THE PROBLEM - Whenever a line in the material below contains "percent", copy that line.

AVAILABLE DATA -
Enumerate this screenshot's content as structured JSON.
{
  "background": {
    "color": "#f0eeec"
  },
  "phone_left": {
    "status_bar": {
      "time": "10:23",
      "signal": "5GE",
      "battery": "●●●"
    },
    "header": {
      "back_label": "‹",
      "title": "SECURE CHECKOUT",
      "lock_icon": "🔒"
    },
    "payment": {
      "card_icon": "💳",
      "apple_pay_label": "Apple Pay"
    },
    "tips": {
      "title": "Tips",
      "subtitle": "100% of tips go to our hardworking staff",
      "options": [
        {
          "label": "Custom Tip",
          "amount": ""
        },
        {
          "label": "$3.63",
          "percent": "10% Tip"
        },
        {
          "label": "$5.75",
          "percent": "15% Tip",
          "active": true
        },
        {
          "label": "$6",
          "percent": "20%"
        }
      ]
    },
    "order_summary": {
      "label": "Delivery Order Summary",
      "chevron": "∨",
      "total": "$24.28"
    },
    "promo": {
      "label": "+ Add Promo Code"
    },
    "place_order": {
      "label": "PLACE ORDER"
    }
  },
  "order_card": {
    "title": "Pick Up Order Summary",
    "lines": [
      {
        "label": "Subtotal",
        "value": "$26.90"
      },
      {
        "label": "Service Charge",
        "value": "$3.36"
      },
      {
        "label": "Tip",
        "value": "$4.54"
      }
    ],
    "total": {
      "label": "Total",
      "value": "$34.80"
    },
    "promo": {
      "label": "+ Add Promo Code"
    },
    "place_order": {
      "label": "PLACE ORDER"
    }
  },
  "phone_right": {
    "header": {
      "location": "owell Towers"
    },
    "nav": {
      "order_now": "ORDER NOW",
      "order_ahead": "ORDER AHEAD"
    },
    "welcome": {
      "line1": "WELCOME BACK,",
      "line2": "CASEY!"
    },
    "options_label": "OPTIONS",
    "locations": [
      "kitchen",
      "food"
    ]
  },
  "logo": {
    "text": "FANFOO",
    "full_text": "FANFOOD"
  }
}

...

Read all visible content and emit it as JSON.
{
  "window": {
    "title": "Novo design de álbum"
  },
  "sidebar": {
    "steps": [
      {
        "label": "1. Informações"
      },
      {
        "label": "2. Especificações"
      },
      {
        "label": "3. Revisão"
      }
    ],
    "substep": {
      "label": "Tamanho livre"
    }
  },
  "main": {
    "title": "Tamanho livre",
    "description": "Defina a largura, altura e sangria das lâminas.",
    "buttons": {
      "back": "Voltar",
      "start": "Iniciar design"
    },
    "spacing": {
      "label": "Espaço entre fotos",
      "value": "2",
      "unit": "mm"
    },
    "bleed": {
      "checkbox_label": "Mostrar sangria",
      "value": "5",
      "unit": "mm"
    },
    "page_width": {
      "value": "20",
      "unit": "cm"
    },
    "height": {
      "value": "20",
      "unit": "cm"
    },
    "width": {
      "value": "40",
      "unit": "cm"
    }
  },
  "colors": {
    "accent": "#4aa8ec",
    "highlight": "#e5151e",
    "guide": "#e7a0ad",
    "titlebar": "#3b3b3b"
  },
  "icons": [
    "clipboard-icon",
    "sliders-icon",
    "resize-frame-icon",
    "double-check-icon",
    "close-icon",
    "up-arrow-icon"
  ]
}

SOLUTION TO THIS EXERCISE -
          "percent": "10% Tip"
          "percent": "15% Tip",
          "percent": "20%"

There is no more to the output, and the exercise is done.